More Federal Prosecutors Go to Private Practice: Business of LawEllen Rosen
The march of federal prosecutors from the U.S. Justice Department continues.
The department announced Monday that Ronald Machen Jr., the U.S. Attorney for the District of Columbia, is stepping down April 1. In the statement, the agency said that Machen, who served for more than five years, intended to return to private practice. He joined the U.S. Attorney’s office in 1997, when Eric Holder was the U.S. Attorney for Washington.
Holder said Machen “distinguished himself as a skilled leader, a devoted public servant and a forceful champion of justice on behalf of the American people.” Holder cited Machen’s “unassailable integrity, relentless determination and a passion for law and justice.”
Machen, 45, said in the statement that it “is time for me to step down,” adding that the position has been “the highest honor of my professional career.” Machen hasn’t said whether he will join a firm after leaving his position.
Additionally, Anjan Sahni, the chief of the securities and commodities fraud task force in the Manhattan U.S. Attorney’s Office, is joining Wilmer Cutler Pickering Hale & Dorr LLP as a partner in its white-collar and securities enforcement practices.
Sahni has overseen white-collar and securities-fraud prosecutions in recent years.
“I have enormous respect for WilmerHale and its lawyers, and I look forward to returning to the place where my legal career began as an associate in 2002,” he said in a statement.
Sahni joined the U.S. Attorney’s Office more than 10 years ago as an assistant U.S. attorney. Most recently, he supervised investigations and prosecutions involving insider trading, accounting fraud, corporate fraud, market manipulation, investment fraud, and violations of the Bank Secrecy and Foreign Corrupt Practices Acts.
Finally, two former U.S. attorneys far from New York and Washington are also heading to private practice.
Brendan Johnson, who was U.S. attorney for South Dakota, and Tim Purdon, of North Dakota, stepped down from their posts last week and both will join Robins Kaplan LLP. They will open and head the firm’s newest offices in Sioux Falls, South Dakota and Bismarck, North Dakota.
Johnson and Purdon join as partners in the government and internal investigations group, and will also focus on further developing the firm’s work with American Indians. They both join the firm’s personal-injury group as well, and Johnson will also focus his practice on commercial litigation.

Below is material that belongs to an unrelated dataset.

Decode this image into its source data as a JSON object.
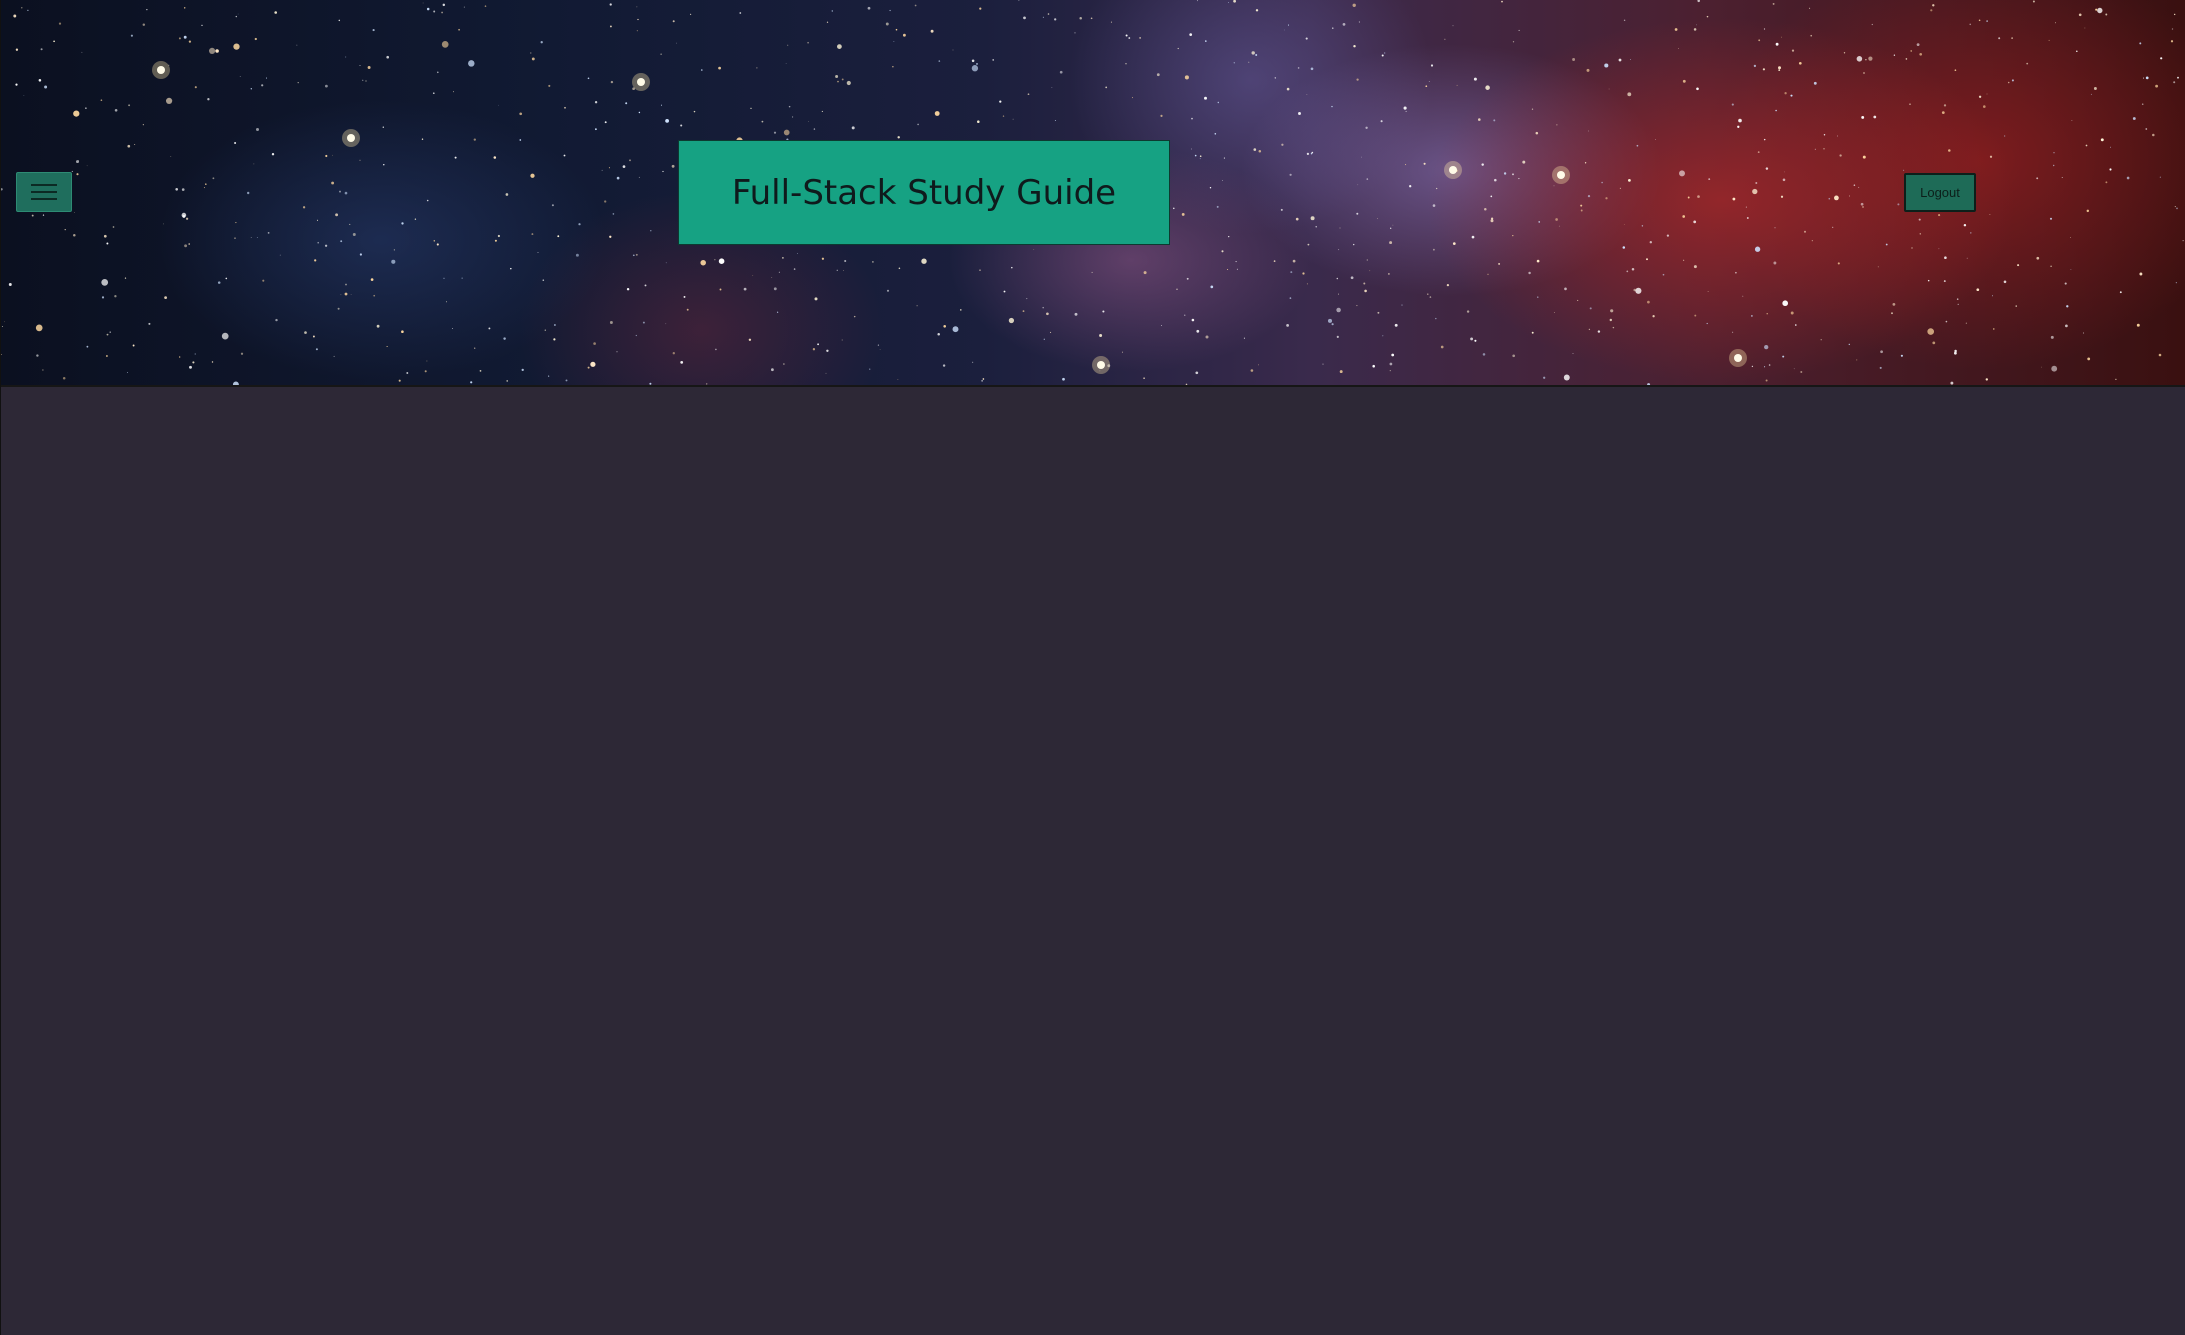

As South Dakota’s top federal prosecutor for five and a half years, Johnson managed cases including financial and health-care fraud, public corruption, violent crime, narcotics, and human trafficking.
Johnson also was “heavily involved in the state’s Indian Country, developing a community prosecution strategy that helped increase prosecutions by more than 90 percent on South Dakota’s largest reservations,” the firm said in a statement.
Purdon, appointed U.S. attorney in August 2010, managed a range of cases, also focusing much of his work on combating sex trafficking and violent crime. He designed an anti-violence strategy for North Dakota reservations, as well.
Both Johnson and Purdon were nominated by President Barack Obama and each spent time in private practice before joining the Justice Department.
Morgan Lewis to Combine with Singapore Law Firm
Was Bingham McCutchen LLP just the beginning?
On Monday, Morgan Lewis & Bockius LLP and Singapore’s Stamford Law Corp., with approximately 80 lawyers, announced they are joining forces. The combination, which becomes effective April 1, was established to advise clients on matters in Singapore and across Asia.
In Singapore, the firm will be known as Morgan Lewis Stamford.
In November, Morgan Lewis hired more than 500 attorneys from Bingham McCutchen LLP. When asked whether the combination with the Singapore firm was initiated after talks with the Bingham lawyers began, Morgan Lewis spokesman Elliott Frieder said, in an e-mail, only that the Stamford talks began “in the fall.”
Former Delaware Supreme Court Justice Heads to DLA Piper
Henry duPont Ridgely, who retired on Jan. 31 from the Delaware Supreme Court, has joined DLA Piper LLP as a member of the firm’s corporate and litigation practices, based in the Wilmington, Delaware office.
Ridgely served more than 30 years on the Delaware bench, including more than 10 on the state Supreme Court. At DLA, Ridgely will focus on advising corporations, boards, special committees and individual directors and officers on transaction structure, fiduciary duties, and managing and defending litigation. He will also act as a mediator and arbitrator, the firm said in a statement.